### Exercise
Report each line from the records where the string "individual" turns up.

BEGIN Excerpted records

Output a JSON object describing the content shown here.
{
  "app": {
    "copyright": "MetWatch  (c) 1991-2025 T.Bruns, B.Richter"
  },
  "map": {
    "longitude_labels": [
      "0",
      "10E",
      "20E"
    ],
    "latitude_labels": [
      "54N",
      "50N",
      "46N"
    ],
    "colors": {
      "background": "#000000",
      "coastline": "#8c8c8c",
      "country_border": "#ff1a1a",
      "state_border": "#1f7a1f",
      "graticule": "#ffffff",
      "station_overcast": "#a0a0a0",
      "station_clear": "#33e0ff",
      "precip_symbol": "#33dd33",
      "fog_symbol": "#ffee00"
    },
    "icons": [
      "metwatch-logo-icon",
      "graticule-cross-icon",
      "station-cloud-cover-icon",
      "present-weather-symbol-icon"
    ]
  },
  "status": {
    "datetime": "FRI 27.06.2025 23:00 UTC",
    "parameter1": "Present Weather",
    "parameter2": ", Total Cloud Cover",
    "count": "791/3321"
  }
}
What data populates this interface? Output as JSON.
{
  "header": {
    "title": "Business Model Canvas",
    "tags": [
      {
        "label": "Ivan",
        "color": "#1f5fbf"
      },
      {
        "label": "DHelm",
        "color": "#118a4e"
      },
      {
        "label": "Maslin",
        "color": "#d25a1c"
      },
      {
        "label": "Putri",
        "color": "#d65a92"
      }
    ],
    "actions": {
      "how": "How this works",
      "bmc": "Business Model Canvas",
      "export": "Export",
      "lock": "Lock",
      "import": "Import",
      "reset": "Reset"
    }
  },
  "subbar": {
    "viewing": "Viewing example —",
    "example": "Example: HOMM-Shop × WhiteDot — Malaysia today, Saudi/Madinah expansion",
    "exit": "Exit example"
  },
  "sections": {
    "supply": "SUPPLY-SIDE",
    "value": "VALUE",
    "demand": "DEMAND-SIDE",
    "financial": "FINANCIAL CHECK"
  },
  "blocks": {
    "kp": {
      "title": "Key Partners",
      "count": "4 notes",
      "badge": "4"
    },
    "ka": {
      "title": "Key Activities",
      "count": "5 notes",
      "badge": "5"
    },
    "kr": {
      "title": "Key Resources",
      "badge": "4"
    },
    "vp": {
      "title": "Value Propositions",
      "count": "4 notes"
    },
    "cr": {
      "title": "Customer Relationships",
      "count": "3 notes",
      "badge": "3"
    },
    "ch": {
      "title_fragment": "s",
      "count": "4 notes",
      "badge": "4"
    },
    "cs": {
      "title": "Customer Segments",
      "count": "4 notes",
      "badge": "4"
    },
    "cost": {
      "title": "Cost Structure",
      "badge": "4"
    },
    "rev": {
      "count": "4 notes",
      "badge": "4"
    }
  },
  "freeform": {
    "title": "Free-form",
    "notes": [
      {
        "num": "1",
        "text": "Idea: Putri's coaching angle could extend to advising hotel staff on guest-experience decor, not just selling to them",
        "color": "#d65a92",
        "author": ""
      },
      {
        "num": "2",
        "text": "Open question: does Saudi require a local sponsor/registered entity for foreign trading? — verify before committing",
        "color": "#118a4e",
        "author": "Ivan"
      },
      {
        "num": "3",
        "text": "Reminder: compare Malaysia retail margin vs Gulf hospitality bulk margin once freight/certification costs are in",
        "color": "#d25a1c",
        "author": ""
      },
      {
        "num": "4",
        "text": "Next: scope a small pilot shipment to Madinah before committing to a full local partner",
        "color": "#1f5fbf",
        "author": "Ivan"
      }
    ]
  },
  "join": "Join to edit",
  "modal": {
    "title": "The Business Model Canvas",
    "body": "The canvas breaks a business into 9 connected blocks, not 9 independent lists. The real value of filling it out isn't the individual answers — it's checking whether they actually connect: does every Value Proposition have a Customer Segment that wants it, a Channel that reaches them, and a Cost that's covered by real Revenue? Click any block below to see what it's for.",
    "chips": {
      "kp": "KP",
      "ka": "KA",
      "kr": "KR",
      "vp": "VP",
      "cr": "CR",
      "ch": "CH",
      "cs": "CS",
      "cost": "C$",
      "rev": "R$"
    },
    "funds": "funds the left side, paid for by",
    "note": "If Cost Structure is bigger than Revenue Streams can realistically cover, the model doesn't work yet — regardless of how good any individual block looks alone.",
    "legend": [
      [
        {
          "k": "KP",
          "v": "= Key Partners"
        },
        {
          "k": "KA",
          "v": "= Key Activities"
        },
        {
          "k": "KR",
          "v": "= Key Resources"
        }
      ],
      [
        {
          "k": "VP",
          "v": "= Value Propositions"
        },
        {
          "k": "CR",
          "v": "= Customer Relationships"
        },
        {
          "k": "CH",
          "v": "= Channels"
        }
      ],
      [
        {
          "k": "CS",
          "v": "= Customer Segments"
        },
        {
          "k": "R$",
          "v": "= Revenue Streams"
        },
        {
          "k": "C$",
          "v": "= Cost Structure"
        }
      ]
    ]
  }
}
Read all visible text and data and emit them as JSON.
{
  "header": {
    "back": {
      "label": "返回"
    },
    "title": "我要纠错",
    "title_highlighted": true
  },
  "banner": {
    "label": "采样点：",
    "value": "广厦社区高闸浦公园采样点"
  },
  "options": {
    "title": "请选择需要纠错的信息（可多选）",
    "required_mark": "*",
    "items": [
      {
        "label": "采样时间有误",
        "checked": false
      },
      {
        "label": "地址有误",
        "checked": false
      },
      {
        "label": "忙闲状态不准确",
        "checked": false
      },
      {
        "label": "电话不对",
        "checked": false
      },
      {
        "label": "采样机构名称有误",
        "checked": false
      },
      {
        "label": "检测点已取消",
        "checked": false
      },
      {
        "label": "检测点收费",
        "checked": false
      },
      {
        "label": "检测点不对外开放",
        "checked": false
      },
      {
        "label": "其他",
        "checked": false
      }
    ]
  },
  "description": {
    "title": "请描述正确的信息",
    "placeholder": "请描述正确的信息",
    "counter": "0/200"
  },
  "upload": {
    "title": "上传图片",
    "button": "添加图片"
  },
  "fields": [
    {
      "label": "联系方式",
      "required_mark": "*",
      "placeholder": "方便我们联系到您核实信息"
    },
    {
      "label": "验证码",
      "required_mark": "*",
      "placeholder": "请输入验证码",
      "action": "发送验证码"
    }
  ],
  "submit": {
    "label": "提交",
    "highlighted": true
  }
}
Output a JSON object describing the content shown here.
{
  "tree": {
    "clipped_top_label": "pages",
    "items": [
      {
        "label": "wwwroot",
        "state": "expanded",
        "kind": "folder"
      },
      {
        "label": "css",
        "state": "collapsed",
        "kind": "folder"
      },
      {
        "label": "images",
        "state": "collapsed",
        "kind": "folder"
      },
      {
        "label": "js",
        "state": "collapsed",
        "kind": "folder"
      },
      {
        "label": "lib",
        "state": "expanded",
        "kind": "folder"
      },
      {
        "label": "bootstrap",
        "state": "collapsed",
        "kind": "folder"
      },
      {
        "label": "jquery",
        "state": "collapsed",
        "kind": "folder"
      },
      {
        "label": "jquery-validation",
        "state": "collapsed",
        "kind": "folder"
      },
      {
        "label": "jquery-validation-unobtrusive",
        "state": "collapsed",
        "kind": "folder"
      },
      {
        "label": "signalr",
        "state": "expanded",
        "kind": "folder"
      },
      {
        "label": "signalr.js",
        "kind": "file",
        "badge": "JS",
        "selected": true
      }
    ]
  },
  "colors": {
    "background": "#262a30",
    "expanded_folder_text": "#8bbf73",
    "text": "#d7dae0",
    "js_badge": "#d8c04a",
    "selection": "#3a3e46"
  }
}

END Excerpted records

### Exercise answer
    "body": "The canvas breaks a business into 9 connected blocks, not 9 independent lists. The real value of filling it out isn't the individual answers — it's checking whether they actually connect: does every Value Proposition have a Customer Segment that wants it, a Channel that reaches them, and a Cost that's covered by real Revenue? Click any block below to see what it's for.",
    "note": "If Cost Structure is bigger than Revenue Streams can realistically cover, the model doesn't work yet — regardless of how good any individual block looks alone.",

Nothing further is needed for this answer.